Riley Black, writing for Smithsonian magazine, reports on new findings that tyrannosaurs dominated their ecosystems because juveniles and adolescents operated in different ecological niches. “The differences between adult and adolescent tyrannosaurs were so great that the animals almost lived like different species, pushing out mid-sized carnivores in a prehistoric takeover.” So instead of smaller carnivorous dinosaurs hunting smaller prey, you had younger tyrannosaurs.
In the Jurassic Park movies, the Tyrannosaurus rex is more than a deadly predator bent on eating everyone and everything in its path. It also serves a key plot function above and beyond that of mere antagonist.
You are perhaps familiar with the concept of deus ex machina? Wikipedia calls it “a plot device whereby a seemingly unsolvable problem is suddenly and abruptly resolved by the inspired and unexpected intervention of some new event, character, ability or object. Its function can be to resolve an otherwise irresolvable plot situation, to surprise the audience, to bring the tale to a happy ending, or act as a comedic device.” It’s the sudden rescue at the end, the long-lost relative who adopts you as their heir, the bacteria that kill the Martians just before all is lost.

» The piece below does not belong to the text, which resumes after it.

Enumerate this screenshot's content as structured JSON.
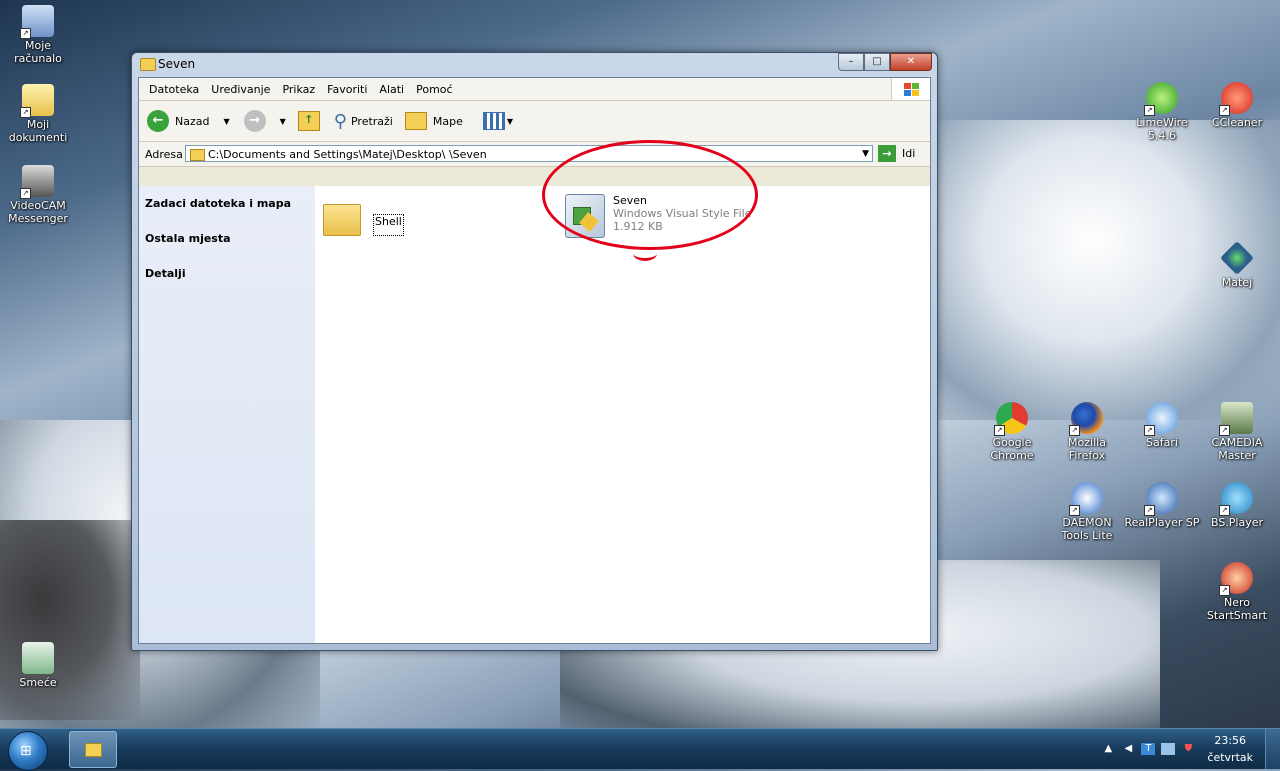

I’d like to propose the idea of the T. rex machina—the plot device whereby a seemingly unsolvable problem is suddenly and abruptly resolved by the inspired and unexpected intervention of a T. rex.